Donald Miller isn't the first person to talk about our lives as narrative but something about this book really shifted something in me and the way I was drifting through life on autopilot. I read it practically in one sitting on one of our getaways to San Antonio and promised myself that I would reread it right away, then loaned it to someone and then forgot who (so if you have my book, please tell me!)
My own story couldn't be more different than Miller's in most ways but I'm completely in sync with his realization that we each write the stories with our lives and we get to decide much of how the story goes, what kind of story it is, and whether it is interesting or boring, character-driven or plot-driven, beautiful or a waste of space. The challenge to write a better story has stayed with me.
I also want to include Richard Stearns' book A Hole in our Gospel in this category. Though not technically a memoir, the best parts of the book are the chapters in which Stearns becomes painfully aware of the tragedy of global poverty and decides to radically change his life in order to be part of the solution. (Stearns is the new-ish CEO of World Vision.) The stories made even this cynical do-gooder cry and some of them are unforgettable. I'm hoping that a group of us will show up to study this book together at church this year.
You already know that I was captivated by Jen Hatmaker's books this year, especially 7 and Interrupted. I've written about them already here on the blog. I have never finished a year with more books that I want to RE-read as I have this year and these are both on the list.
For the first time, I'm giving an award for a poetry book. It wasn't a hard decision, since I only read one poetry book this year, but the award goes to . . . drumroll, please, The Gift by Hafiz, the 14th century Sufi master.
Here are a couple of my favorites:
The small man
Builds cages for everyone
While the sage,
Who has to duck his head
When the moon is low,
Keeps dropping keys all night long
Covers Her Face With Both Hands
Becomes the house we live in.
Who will want to sleep in your bed
If the roof leaks
Look what happens when the tongue
Cannot say to kindness,
"I will be your slave."
Covers her face with both hands
And can't bear
You wouldn't mind if I posted a few more of these from time to time, would you?
And now, last but not least, the professional books I read this year that made an impact. I know that most of you who read this aren't interested in this part, but some are, so here goes:
I actually read 4 or 5 of Ronald Richardson's books this year and could nominate any of them as a favorite but the one that I keep going back to, still on my desk, unshelved, is Couples in Conflict.
Richardson brings a family systems approach to all aspects of ministry; in this case, he addresses the work we do with couples.
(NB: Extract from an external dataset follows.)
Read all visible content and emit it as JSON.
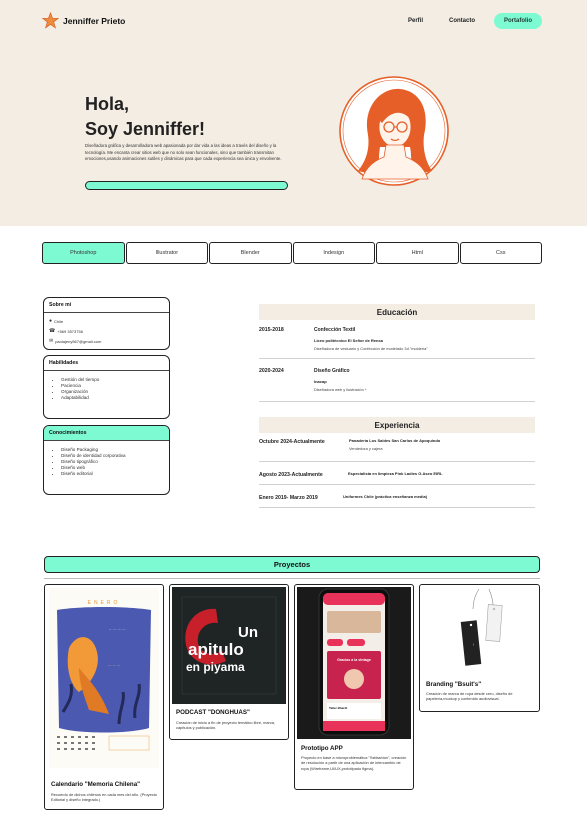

While even experienced marriage counselors could easily be challenged by the approach he describes, the book is readable and easy to understand and is a great reminder that couples work is less about telling couples what to do and more about forming a therapeutic triangle and then managing that triangle well. This is especially helpful since forming the triangle is inevitable and I was really appalled at the realization that I sometimes do not manage it well and when I do, it can be in spite of my best efforts, not because of them.
His other books are also really helpful for counselors and really committed pastors. This year I read Becoming a Healthier Pastor: Family Systems and the Pastor's Own Family, Polarization and the Healthier Church: Applying Bowen Family Systems Theory to Conflict and Change in Society and Congregational Life, and one anyone could enjoy and benefit from: Family Ties That Bind: A Self-help Guide to Change through Family of Origin Therapy.
One really brilliant thing I did this year was to find a counseling supervisor to work with. He recommended the book Depth Oriented Brief Therapy.
Oh, man, I. Love. This. Book. I'm still not proficient at this way of thinking and doing therapy and I'm planning to do some continuing ed on it this year but the techniques he offers have already been helpful not only to my clients but to me in some of my own personal work.
So, that's it. You're welcome to browse the list of books on the sidebar of this page to see what else I read this year. I'll take the list down in a couple of days and start over. Just because it didn't get an award doesn't mean it wasn't a good book (although not all were). Right this minute, there are 51 books sitting beside my desk in a stack, waiting to be read in 2013 and obviously that's not going to happen. I'm going to sign off here and start culling through that stack and find a good home for about half of them.
So . . . and I mean this . . . what have you read this year that I should read? And what are you planning to read in 2013?